--- START ---

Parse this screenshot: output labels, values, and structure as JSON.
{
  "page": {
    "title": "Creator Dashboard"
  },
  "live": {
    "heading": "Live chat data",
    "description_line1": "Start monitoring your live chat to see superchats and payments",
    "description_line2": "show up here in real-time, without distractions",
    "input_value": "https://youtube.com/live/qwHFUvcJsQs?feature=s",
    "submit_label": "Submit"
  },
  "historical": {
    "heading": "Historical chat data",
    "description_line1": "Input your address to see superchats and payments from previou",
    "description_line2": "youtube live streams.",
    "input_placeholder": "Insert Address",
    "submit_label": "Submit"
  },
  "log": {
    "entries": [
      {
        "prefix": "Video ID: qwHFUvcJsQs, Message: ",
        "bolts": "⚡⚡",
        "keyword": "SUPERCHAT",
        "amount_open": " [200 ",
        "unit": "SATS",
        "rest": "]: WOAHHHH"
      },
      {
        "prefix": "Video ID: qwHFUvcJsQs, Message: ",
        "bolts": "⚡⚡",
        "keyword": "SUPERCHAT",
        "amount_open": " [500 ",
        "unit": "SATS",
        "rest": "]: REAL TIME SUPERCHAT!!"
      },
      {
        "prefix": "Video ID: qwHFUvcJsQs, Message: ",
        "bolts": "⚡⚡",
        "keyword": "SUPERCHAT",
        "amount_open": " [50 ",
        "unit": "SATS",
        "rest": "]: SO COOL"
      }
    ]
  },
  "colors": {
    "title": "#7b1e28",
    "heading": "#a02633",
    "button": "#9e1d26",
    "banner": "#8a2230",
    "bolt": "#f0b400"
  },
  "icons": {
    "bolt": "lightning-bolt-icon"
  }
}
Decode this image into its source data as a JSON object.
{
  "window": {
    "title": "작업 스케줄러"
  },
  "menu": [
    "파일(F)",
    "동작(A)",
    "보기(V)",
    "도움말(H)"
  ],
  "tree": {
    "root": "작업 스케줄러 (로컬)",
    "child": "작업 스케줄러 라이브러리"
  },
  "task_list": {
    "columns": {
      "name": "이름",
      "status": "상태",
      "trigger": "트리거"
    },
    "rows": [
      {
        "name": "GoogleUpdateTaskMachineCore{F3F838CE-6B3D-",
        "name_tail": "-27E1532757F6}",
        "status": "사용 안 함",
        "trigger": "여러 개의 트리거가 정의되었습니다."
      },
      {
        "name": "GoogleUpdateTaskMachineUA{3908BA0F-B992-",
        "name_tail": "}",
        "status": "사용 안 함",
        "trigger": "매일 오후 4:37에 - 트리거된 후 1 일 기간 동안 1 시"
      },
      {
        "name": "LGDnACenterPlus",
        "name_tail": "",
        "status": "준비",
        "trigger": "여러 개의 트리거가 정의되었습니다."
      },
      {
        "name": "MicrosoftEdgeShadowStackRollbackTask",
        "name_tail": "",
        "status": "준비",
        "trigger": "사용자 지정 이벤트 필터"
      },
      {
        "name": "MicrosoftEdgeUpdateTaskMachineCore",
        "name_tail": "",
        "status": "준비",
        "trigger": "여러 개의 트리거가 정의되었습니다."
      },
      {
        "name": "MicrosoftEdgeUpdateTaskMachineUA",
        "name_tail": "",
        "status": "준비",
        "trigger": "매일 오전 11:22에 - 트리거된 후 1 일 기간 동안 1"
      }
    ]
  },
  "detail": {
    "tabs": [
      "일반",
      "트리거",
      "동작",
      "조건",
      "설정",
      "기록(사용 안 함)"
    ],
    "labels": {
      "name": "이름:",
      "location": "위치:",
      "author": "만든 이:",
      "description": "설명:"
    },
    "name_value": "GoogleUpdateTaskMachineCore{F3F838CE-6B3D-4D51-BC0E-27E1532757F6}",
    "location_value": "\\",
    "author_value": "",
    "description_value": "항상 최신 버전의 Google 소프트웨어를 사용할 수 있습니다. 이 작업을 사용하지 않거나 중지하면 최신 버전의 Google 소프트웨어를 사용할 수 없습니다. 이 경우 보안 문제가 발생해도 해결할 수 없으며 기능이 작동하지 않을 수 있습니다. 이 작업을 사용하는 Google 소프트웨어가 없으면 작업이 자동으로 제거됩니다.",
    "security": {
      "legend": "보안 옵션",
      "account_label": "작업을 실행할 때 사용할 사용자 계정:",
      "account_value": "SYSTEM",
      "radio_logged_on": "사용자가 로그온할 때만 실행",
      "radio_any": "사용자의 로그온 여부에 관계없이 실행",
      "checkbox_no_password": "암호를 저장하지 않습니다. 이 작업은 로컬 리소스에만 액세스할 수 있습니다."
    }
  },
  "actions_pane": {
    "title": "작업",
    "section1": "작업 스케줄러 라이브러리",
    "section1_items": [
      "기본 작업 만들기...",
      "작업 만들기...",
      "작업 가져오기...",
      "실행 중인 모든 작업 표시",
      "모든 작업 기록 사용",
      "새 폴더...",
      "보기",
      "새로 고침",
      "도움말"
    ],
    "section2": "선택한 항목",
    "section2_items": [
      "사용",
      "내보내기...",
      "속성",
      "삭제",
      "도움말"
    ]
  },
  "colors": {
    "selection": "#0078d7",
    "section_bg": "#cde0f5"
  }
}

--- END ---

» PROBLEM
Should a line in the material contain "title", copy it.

» SOLUTION BELOW
    "title": "Creator Dashboard"
    "title": "#7b1e28",
    "title": "작업 스케줄러"
    "title": "작업",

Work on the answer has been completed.